Task to complete
At the line containing "Convert this screenshot", begin retyping, and continue word for word until the records below run out.

Information supplied
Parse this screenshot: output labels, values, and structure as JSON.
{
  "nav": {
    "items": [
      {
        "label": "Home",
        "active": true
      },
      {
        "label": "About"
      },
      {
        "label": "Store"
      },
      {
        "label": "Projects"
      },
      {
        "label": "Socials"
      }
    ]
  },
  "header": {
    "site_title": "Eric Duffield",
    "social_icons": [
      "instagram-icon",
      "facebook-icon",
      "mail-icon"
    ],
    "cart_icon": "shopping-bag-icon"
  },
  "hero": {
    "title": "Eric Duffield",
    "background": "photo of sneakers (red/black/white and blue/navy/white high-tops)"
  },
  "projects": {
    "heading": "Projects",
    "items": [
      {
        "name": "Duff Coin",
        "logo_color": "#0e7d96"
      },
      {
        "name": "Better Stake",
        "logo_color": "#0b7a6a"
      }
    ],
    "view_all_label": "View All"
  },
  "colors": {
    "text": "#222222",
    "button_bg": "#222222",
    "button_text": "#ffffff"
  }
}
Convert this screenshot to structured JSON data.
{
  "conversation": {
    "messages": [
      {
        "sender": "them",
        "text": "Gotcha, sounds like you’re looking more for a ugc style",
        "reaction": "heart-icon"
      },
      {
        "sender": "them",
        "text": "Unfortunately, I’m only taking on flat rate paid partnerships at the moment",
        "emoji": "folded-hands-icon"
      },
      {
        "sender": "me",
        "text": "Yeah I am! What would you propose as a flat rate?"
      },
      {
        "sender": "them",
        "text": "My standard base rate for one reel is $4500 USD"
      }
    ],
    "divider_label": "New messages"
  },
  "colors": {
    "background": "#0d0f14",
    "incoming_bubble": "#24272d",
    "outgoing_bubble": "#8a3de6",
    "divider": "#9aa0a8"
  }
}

Response
Convert this screenshot to structured JSON data.
{
  "conversation": {
    "messages": [
      {
        "sender": "them",
        "text": "Gotcha, sounds like you’re looking more for a ugc style",
        "reaction": "heart-icon"
      },
      {
        "sender": "them",
        "text": "Unfortunately, I’m only taking on flat rate paid partnerships at the moment",
        "emoji": "folded-hands-icon"
      },
      {
        "sender": "me",
        "text": "Yeah I am! What would you propose as a flat rate?"
      },
      {
        "sender": "them",
        "text": "My standard base rate for one reel is $4500 USD"
      }
    ],
    "divider_label": "New messages"
  },
  "colors": {
    "background": "#0d0f14",
    "incoming_bubble": "#24272d",
    "outgoing_bubble": "#8a3de6",
    "divider": "#9aa0a8"
  }
}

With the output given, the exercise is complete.